Task item:
For this exercise, please find the lines in the entries that include the word "voor" and copy them.

Records for this exercise:
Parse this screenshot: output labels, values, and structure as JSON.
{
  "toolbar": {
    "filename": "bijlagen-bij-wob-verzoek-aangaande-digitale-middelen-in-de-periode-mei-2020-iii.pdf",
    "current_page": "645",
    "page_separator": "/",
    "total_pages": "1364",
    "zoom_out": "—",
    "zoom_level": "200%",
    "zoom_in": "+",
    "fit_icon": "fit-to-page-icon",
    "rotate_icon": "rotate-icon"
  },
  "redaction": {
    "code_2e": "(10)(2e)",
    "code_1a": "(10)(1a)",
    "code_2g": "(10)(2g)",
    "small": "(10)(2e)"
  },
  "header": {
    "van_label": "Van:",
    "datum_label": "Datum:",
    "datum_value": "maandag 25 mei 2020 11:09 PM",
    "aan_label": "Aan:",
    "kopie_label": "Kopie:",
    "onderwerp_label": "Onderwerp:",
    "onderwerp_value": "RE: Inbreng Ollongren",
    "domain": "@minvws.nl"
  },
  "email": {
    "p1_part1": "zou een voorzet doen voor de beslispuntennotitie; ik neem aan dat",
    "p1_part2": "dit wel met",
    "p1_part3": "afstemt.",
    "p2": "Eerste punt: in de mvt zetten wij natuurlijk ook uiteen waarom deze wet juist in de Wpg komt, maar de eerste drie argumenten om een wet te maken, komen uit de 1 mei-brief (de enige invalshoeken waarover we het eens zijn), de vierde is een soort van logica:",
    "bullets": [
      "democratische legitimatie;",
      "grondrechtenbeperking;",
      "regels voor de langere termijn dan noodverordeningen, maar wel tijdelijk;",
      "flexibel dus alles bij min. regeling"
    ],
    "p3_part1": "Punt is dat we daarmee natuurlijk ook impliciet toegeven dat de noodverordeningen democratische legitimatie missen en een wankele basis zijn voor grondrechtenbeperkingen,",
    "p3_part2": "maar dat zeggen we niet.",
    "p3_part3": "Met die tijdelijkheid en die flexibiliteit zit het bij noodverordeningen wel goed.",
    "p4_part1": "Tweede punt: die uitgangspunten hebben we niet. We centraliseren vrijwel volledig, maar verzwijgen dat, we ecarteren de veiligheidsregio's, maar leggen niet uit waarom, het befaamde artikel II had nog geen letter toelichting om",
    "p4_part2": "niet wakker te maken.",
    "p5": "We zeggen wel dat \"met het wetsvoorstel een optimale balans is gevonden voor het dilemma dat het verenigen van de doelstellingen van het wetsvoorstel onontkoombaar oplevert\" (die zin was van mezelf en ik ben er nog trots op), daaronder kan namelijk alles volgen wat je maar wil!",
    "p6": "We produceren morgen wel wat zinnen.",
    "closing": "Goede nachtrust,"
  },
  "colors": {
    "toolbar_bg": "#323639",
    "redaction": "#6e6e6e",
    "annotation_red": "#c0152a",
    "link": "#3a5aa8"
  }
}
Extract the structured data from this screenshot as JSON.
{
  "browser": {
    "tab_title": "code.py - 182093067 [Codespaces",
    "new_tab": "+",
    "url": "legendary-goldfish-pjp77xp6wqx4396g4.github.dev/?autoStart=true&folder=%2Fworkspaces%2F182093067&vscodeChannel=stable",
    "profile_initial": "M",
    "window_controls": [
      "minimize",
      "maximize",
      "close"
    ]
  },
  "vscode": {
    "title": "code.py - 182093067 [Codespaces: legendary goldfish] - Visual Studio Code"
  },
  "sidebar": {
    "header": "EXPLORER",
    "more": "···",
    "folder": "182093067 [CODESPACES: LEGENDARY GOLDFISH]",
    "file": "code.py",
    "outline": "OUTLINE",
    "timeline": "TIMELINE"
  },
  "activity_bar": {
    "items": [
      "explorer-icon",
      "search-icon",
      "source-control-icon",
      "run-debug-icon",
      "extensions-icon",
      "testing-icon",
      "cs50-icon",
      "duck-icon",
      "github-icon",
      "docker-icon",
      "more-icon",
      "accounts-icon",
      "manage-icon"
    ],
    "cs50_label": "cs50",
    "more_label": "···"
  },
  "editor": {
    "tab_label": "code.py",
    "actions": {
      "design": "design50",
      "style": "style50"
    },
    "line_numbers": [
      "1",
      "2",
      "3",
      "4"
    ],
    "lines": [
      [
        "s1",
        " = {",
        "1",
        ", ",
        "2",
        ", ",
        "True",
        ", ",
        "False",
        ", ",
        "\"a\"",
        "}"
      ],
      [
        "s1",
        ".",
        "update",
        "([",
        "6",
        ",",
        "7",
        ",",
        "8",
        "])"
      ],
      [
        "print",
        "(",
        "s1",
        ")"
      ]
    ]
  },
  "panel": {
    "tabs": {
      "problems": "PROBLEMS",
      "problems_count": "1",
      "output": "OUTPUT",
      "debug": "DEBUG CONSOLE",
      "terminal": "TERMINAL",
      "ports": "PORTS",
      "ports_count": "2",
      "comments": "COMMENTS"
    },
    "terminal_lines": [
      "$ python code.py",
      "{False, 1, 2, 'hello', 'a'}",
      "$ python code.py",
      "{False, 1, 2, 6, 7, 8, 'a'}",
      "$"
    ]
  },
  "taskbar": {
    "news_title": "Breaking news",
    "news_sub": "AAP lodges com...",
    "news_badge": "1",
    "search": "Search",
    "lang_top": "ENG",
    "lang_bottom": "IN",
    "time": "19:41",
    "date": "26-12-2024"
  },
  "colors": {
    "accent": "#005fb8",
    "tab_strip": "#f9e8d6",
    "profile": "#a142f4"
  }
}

Response to the task:
    "p1_part1": "zou een voorzet doen voor de beslispuntennotitie; ik neem aan dat",
      "regels voor de langere termijn dan noodverordeningen, maar wel tijdelijk;",
    "p3_part1": "Punt is dat we daarmee natuurlijk ook impliciet toegeven dat de noodverordeningen democratische legitimatie missen en een wankele basis zijn voor grondrechtenbeperkingen,",
    "p5": "We zeggen wel dat \"met het wetsvoorstel een optimale balans is gevonden voor het dilemma dat het verenigen van de doelstellingen van het wetsvoorstel onontkoombaar oplevert\" (die zin was van mezelf en ik ben er nog trots op), daaronder kan namelijk alles volgen wat je maar wil!",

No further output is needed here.